The boy alleges the soldiers abused him physically, mentally and sexually.

The boy's lawyers, from the Public Committee Against Torture in Israel and Defense for Children International, are demanding the investigation be resumed, and that a lawyer be present when the boy gives evidence. They base their demand on Israeli legislation on the rights of crime victims.

The Israel Defense Force Spokesman's Office told Haaretz: "In light of the fact that [the presence of a lawyer] is not customary among other investigating authorities, the military investigation unit declined this request."

The boy, who lives near Hebron, was arrested at home on May 26.

He told Haaretz that he was painfully restrained and hit on the way to a detention facility, where a jumper cable was tied to his penis and he was told electricity would be passed through the cable if he did not admit to throwing stones.

The 2001 law on crime victims' rights provides that victims of violence and sexual offenses have the right to give testimony in the presence of someone of their choosing.

The law does not cover the military investigation unit, but about two years ago, the military prosecutor gave assurances to the Association for Civil Rights in Israel that in practice the military prosecution operates in accordance with the principles of the crime victims law.

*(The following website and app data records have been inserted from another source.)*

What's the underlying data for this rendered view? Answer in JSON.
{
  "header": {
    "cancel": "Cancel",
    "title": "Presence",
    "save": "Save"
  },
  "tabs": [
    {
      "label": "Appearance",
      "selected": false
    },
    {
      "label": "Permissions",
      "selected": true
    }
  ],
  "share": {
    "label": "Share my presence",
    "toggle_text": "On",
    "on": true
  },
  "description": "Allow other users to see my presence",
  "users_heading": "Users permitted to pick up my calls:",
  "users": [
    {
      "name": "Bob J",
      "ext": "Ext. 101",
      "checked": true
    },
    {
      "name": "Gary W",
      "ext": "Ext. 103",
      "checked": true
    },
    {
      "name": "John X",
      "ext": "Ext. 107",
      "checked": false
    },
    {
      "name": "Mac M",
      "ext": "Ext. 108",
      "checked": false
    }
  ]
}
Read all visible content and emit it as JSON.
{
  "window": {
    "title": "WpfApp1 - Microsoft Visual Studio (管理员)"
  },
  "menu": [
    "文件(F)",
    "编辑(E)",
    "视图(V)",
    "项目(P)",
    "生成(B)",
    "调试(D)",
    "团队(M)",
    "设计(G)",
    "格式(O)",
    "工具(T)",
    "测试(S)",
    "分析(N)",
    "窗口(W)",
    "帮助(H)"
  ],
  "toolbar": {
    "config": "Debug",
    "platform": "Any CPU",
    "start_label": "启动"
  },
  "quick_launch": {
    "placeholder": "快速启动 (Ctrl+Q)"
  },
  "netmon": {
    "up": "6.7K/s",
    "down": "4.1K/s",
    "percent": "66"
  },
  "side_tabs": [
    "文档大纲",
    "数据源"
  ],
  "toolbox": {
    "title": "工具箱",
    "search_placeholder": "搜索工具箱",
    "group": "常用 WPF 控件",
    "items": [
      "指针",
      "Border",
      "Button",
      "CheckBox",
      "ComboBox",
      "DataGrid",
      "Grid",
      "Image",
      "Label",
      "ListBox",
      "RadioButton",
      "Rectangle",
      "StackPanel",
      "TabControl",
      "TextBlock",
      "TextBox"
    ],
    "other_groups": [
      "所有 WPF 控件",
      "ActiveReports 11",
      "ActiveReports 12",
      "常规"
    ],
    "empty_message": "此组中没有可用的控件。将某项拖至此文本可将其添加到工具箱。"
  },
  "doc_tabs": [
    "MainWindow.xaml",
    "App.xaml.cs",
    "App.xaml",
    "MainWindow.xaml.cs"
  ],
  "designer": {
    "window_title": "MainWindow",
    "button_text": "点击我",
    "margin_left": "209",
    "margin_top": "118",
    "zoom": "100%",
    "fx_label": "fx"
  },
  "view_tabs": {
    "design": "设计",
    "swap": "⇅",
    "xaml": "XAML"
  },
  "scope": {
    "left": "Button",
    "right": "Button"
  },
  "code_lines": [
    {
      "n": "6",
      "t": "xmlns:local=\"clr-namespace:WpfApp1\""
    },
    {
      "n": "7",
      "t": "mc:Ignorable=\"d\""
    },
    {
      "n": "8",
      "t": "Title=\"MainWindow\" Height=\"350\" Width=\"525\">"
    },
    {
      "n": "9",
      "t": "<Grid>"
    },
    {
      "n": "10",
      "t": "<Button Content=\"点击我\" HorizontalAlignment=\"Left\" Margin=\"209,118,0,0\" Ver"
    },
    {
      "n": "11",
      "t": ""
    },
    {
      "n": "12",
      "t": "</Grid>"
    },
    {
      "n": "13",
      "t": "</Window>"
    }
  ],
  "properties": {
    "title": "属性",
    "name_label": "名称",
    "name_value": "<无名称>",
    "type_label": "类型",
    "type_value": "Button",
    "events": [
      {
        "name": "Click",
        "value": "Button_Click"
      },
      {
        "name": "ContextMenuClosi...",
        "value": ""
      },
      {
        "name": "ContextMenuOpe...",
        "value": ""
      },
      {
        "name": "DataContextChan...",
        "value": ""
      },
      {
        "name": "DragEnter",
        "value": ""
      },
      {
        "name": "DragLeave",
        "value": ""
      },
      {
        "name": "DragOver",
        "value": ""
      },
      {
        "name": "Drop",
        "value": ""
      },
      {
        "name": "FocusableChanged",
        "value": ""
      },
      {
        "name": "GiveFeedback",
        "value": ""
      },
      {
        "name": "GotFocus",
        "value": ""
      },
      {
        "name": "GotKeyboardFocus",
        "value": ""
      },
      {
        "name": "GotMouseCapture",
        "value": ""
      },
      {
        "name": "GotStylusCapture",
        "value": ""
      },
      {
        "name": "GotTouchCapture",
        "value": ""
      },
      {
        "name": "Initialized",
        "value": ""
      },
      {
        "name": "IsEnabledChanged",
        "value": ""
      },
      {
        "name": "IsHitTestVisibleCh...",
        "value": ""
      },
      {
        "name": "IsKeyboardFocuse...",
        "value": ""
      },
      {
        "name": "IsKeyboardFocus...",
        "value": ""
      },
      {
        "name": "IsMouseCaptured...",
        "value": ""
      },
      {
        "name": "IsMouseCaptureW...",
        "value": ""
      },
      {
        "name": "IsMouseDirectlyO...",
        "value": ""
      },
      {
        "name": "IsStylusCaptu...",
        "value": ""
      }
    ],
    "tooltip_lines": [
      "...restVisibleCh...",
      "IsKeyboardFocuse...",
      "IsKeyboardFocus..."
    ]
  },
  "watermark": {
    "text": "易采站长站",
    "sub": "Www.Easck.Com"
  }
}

However, a military investigator reportedly told a lawyer for Defense for Children International the presence of a lawyer could influence what the boy says and would not be allowed.